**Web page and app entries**
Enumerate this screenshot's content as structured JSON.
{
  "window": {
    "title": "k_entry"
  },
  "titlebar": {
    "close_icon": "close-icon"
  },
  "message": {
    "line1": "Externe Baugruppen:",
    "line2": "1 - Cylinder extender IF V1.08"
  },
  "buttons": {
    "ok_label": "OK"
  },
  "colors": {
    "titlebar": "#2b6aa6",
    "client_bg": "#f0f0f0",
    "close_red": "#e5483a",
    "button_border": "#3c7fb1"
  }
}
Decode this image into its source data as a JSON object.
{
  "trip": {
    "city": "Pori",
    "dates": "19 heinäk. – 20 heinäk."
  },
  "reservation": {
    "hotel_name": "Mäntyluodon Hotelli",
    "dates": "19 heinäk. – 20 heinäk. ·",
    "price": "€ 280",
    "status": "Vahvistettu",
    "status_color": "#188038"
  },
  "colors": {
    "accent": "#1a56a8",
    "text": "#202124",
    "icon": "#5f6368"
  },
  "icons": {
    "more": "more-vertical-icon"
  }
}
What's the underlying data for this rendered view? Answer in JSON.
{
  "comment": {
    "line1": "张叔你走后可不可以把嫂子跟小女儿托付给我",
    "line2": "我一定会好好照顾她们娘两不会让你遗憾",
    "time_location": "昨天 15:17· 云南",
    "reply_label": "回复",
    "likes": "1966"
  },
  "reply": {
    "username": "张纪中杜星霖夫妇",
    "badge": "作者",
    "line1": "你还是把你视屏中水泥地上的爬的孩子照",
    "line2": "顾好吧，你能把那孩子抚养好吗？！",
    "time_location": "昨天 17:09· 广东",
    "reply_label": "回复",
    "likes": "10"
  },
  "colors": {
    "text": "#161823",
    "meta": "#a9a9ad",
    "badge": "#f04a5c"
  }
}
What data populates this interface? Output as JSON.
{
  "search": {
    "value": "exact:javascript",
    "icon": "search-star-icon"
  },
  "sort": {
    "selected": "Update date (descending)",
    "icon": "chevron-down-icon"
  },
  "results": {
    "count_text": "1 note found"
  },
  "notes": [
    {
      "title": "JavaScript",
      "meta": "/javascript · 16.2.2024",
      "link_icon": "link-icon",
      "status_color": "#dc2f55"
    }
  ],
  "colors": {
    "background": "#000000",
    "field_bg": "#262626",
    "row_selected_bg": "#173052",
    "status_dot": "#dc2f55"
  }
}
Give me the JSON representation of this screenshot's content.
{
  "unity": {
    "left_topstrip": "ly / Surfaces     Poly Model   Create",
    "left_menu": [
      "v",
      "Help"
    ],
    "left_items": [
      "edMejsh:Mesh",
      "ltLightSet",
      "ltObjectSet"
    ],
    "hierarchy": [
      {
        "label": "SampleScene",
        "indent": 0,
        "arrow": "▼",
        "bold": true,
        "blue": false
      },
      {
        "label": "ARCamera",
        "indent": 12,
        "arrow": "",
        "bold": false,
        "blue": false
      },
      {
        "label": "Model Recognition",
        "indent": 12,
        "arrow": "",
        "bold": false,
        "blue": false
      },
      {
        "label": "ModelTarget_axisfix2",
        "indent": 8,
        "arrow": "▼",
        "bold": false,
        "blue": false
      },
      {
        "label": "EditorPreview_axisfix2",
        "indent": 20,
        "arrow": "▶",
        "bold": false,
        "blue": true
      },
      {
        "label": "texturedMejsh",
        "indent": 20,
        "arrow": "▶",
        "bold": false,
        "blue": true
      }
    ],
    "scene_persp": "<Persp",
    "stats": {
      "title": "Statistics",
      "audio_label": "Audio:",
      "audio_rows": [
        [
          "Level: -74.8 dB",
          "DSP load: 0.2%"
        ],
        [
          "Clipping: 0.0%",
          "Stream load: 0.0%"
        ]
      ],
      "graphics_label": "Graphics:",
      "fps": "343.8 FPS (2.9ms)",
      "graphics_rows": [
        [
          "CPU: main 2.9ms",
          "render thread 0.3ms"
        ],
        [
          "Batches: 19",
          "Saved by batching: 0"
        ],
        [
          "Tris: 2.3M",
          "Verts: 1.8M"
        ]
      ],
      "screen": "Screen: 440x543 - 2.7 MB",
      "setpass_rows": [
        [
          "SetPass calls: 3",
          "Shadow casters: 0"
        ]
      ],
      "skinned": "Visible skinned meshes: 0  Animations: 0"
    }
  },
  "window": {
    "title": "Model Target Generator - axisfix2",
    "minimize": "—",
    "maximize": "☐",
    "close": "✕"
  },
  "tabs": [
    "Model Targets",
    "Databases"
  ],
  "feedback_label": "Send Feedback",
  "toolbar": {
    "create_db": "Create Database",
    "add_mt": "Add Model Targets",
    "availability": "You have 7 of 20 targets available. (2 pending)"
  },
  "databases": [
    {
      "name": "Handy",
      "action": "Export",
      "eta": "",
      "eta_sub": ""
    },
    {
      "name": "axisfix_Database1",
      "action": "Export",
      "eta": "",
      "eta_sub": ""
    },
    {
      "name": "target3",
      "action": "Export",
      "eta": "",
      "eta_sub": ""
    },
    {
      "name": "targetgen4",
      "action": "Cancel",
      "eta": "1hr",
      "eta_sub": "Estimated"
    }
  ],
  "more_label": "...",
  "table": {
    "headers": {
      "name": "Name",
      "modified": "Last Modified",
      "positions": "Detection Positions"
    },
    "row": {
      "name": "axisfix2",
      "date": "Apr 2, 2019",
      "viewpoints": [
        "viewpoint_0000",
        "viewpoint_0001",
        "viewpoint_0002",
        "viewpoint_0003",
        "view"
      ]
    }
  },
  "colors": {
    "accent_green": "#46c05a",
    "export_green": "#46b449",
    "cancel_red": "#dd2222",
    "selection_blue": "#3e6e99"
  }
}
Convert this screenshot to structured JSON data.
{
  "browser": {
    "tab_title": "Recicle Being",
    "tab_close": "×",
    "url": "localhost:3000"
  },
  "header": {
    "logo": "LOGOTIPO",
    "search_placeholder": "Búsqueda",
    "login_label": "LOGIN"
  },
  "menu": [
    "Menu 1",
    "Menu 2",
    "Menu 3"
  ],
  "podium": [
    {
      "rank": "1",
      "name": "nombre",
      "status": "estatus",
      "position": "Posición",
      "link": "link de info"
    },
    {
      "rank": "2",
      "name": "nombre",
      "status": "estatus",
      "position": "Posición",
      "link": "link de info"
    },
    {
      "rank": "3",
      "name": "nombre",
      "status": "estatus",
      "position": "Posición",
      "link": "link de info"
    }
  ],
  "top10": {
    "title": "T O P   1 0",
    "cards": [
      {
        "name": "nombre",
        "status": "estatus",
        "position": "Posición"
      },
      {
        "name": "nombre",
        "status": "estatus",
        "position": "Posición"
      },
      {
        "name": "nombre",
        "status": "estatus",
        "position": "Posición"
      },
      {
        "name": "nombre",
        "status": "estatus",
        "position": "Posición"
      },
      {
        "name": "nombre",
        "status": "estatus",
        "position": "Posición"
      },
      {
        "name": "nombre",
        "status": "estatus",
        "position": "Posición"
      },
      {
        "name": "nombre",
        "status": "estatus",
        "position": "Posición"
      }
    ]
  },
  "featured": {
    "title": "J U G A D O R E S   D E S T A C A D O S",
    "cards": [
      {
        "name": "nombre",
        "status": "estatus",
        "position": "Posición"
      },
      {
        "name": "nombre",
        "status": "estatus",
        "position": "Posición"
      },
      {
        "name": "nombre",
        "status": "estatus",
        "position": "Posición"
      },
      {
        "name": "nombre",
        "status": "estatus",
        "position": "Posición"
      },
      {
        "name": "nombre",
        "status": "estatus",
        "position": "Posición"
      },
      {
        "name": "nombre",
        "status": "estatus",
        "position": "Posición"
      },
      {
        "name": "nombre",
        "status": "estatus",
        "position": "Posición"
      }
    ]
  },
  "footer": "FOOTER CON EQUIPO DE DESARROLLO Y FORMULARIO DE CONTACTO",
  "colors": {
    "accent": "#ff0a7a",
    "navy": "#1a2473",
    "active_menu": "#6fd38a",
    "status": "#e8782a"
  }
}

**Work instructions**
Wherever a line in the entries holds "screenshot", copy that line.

**Answer space**
Enumerate this screenshot's content as structured JSON.
Give me the JSON representation of this screenshot's content.
Convert this screenshot to structured JSON data.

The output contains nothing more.